Nonmucinous BAC demonstrates lepidic growth of neoplastic cells with a hobnail morphology. The cells resemble either Clara cells or type 2 pneumocytes.
Prominent intranuclear inclusions can be appreciated in this image.
By contrast, the edge of this otherwise conventional adenocarcinoma shows a peripheral lepidic growth pattern. BAC features are common in adenocarcinoma and should not be diagnosed as bona fide or pure BAC.
Bronchioloalveolar carcinoma (BAC) is considered a variant of adenocarcinoma of the lung. BAC has very distinct clinical and pathologic features. For example, compared to other NSCLC (non small cell lung cancers), BAC is over-represented in women, non-smokers and Asians. BAC is considered to be an in situ carcinoma, therefore, one must carefully examine and section the whole lesion to exclude the possibility of invasion. Approximately 20% OF NSCLCs contain a component of BAC and these tumors are called adenocarcinomas with BAC features or mixed adenocarcinomas.
BACs may be mucinous, nonmucinous or a mixture of both. Histologically, the non-mucinous type exhibits lepidic growth of neoplastic cells which resemble Clara cells (peg-shaped cells with cytoplasmic snouts and eosinophilic cytoplasm) or type II pneumocytes (cuboidal or dome-shaped cells with cytoplasmic vacuoles and occasionally intranuclear inclusions (Zander).
For more information regarding BAC, please visit our case "Bronchioloalveolar Carcinoma, Mucinous subtype" referenced below.

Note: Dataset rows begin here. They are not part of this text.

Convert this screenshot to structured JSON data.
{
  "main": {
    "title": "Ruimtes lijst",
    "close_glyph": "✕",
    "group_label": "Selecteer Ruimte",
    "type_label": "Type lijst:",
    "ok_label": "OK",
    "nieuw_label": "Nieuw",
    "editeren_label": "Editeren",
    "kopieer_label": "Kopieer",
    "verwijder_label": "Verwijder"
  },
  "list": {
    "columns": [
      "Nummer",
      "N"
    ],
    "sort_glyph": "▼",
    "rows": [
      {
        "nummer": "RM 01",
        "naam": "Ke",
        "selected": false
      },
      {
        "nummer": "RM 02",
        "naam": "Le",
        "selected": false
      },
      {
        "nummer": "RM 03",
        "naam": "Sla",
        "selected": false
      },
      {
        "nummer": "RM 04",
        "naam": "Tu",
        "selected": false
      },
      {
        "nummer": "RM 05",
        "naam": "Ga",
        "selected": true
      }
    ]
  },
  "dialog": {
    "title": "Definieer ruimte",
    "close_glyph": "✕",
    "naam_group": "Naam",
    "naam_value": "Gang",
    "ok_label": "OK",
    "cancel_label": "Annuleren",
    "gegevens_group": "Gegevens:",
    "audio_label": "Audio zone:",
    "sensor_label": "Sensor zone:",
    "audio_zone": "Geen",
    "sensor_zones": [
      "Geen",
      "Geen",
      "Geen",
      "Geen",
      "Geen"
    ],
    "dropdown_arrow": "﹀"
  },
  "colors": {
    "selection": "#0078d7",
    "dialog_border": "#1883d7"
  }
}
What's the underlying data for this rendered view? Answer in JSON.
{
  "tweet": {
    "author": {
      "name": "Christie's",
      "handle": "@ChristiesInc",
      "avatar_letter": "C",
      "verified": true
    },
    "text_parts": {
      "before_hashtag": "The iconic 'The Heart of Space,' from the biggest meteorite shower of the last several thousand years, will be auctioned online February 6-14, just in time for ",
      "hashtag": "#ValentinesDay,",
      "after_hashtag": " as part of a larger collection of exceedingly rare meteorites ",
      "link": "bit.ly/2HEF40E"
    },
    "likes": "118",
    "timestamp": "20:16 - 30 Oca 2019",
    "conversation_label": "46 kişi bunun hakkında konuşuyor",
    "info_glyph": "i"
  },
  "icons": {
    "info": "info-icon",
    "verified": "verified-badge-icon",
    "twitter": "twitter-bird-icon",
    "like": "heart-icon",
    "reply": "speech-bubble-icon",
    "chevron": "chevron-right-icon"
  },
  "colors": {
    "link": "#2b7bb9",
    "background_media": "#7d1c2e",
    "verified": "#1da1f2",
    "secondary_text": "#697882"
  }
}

Zander DS, Farver CF. Pulmonary Pathology: Foundations in Diagnostic Pathology. Philadelphia, PA: Elvesier; 2008: 549-552.